[Excerpts from an interface dataset]
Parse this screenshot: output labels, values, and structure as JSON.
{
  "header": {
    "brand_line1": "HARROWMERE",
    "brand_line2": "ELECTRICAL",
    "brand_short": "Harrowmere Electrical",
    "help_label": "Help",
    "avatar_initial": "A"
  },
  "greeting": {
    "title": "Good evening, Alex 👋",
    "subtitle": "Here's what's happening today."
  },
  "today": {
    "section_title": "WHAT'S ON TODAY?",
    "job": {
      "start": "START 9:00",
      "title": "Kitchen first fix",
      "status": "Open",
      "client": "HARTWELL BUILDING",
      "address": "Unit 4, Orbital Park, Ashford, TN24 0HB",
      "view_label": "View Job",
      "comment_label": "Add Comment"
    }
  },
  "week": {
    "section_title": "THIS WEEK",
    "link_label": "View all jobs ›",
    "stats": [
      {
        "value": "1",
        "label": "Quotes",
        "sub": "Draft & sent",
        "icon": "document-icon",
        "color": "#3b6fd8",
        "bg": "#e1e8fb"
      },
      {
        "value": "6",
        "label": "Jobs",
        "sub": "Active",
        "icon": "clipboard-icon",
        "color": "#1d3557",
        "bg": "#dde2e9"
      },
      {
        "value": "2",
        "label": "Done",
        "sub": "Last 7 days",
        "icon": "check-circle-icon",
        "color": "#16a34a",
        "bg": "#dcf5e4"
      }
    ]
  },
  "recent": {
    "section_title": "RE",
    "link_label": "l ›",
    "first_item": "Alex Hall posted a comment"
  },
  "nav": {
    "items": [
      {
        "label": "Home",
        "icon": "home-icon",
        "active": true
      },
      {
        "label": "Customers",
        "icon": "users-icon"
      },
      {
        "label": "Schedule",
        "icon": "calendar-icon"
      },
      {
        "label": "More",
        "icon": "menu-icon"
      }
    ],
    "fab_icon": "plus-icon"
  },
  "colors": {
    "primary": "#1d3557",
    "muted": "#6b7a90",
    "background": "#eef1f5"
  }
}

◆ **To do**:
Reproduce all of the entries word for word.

◆ **Answer section**:
Parse this screenshot: output labels, values, and structure as JSON.
{
  "header": {
    "brand_line1": "HARROWMERE",
    "brand_line2": "ELECTRICAL",
    "brand_short": "Harrowmere Electrical",
    "help_label": "Help",
    "avatar_initial": "A"
  },
  "greeting": {
    "title": "Good evening, Alex 👋",
    "subtitle": "Here's what's happening today."
  },
  "today": {
    "section_title": "WHAT'S ON TODAY?",
    "job": {
      "start": "START 9:00",
      "title": "Kitchen first fix",
      "status": "Open",
      "client": "HARTWELL BUILDING",
      "address": "Unit 4, Orbital Park, Ashford, TN24 0HB",
      "view_label": "View Job",
      "comment_label": "Add Comment"
    }
  },
  "week": {
    "section_title": "THIS WEEK",
    "link_label": "View all jobs ›",
    "stats": [
      {
        "value": "1",
        "label": "Quotes",
        "sub": "Draft & sent",
        "icon": "document-icon",
        "color": "#3b6fd8",
        "bg": "#e1e8fb"
      },
      {
        "value": "6",
        "label": "Jobs",
        "sub": "Active",
        "icon": "clipboard-icon",
        "color": "#1d3557",
        "bg": "#dde2e9"
      },
      {
        "value": "2",
        "label": "Done",
        "sub": "Last 7 days",
        "icon": "check-circle-icon",
        "color": "#16a34a",
        "bg": "#dcf5e4"
      }
    ]
  },
  "recent": {
    "section_title": "RE",
    "link_label": "l ›",
    "first_item": "Alex Hall posted a comment"
  },
  "nav": {
    "items": [
      {
        "label": "Home",
        "icon": "home-icon",
        "active": true
      },
      {
        "label": "Customers",
        "icon": "users-icon"
      },
      {
        "label": "Schedule",
        "icon": "calendar-icon"
      },
      {
        "label": "More",
        "icon": "menu-icon"
      }
    ],
    "fab_icon": "plus-icon"
  },
  "colors": {
    "primary": "#1d3557",
    "muted": "#6b7a90",
    "background": "#eef1f5"
  }
}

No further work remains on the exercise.